The down side is you will need to at least learn a bit of another language. When I get to Scotland next year, if you are still there, we can have a beer and discuss it further. good luck
I'm going to HK with my gf for NY celebration, could you give me advise about best place to celebrate and maybe about any sales during January. I was there once and really like this city.
So.......New York or L.A.?
Sick of living in Alabama /trv/. The people here are absurdly racist,the weather is terrible, there aren't enough jobs, and there is lots of crime. There are yearly tornadoes and its always too fucking hot. Is there anywhere in the US can go and start a new life that has plenty of cool things to do, great weather and friendly people?
Planning a post-college semester trip for mid-December before Christmas and looking for suggestions/tips! I'm planning on at least going for 3-4 days depending on the price of where I stay.
I've been looking at hotels and even hostels and I'm wondering which do you think would be the better deal? Hostels are cheaper and I'm used to room sharing on trips to conventions but is it worth it just for the saved money since I'm traveling alone and can't share a dorm with friends?
I'm also looking for suggestions for things to do and places to eat!
I got a recommendation for Adams Morgan for Korean/Japanese food and to outright avoid Chinatown by someone else.
I'm going to the Zoo and as many Smithsonian museums as I can but I'd like to do some non-touristy stuff as well and possibly do some Christmas shopping while I'm there for stuff I can't find in chain stores or even from the IKEA (never been to one!) if it's worth it.
Don't avoid Chinatown; it's worth the stop.
What sort of places to eat are you looking for Keep in mind DC is an expensive city, and some restaurants ruin a thriving business out of helping fundraise. Some are actually favorites of certain political figures.
Play "You Might Think" by the cars on your phone while carrying a spray of fake cherry blossoms around, occasionally stumble. pretend to be deaf in your left ear. Drink nasty looking wheat grass juice.
Feel superior when nobody gets the reference.
Yeah? From what little I had been told it hadn't been worth it but I might go anyway just to see.
I'm looking for basically things I can't get in the lower less-international states. All I've got here are chain restaurants, southern food, and generic Chinese takeout. I've already been recommended a Korean place and two ramen spots so anything else that's international, I'm up to trying anything as long as it's not insanely expensive. No point in going somewhere fancy/pricey by myself.
How long does it take you to find the cool local hang out in a small city or town?
I'll be in Monaco for a few days next week for a conference and added the weekend afterwards to spend in nice.
I have a few questions about Monaco: Do they have supermarkets there? I'm assuming there will be food at the conference but it would still be nice if I could buy some food/drinks without going to expensive restaurants.

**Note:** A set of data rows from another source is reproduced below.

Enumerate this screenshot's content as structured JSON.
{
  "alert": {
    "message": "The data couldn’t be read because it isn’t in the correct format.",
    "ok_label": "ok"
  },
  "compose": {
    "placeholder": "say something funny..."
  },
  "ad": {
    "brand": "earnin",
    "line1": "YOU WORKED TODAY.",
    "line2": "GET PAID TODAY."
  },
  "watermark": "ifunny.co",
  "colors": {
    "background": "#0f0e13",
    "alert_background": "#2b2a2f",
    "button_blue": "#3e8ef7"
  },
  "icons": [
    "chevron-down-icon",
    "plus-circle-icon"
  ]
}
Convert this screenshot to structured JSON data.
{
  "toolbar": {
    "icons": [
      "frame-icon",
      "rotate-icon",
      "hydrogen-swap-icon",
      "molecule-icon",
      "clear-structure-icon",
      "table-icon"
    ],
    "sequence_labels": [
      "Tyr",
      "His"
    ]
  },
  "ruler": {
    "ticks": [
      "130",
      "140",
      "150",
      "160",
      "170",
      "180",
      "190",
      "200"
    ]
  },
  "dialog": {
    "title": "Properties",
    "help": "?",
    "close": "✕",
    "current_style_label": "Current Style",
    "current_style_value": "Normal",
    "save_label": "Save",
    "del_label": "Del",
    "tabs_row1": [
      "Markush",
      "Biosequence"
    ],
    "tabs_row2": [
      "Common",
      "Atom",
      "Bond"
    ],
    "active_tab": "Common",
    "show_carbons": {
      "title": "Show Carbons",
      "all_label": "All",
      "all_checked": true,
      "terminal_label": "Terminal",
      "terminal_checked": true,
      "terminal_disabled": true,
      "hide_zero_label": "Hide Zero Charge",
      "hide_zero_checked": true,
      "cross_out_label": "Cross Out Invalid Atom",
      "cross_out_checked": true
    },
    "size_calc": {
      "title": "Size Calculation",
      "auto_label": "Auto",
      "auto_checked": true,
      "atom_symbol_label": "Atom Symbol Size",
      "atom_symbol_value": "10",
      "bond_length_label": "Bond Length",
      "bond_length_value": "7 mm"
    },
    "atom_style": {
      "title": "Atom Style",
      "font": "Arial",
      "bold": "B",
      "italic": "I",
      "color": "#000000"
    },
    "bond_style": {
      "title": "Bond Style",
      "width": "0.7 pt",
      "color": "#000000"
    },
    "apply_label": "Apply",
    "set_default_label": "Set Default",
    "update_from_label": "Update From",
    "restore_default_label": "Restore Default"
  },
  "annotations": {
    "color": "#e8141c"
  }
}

As for the weekend, I'm looking for suggestions on things to do outside of nice, especially on Saturday. I've been to the city itself before for a week so I feel like I've seen most of the things there but if there's something cool you would recommend, I'd love to hear it regardless.
tl;dr: things to do in/outside of Nice France
>I have a few questions about Monaco: Do they have supermarkets there? I'm assuming there will be food at the conference but it would still be nice if I could buy some food/drinks without going to expensive restaurants.
There is a tesco where the bus from Nice drops you off. What kind of question is this?
Idk but when i went there i partied with a bunch of random french people playing drum and bass on the beach. 10/10 night. I was walking down the street, grabbed some beer, chatted them up, and danced.
Favorite Canadian city, and how often can you distinguish Canadian and Americans by accent?
I like Vancouver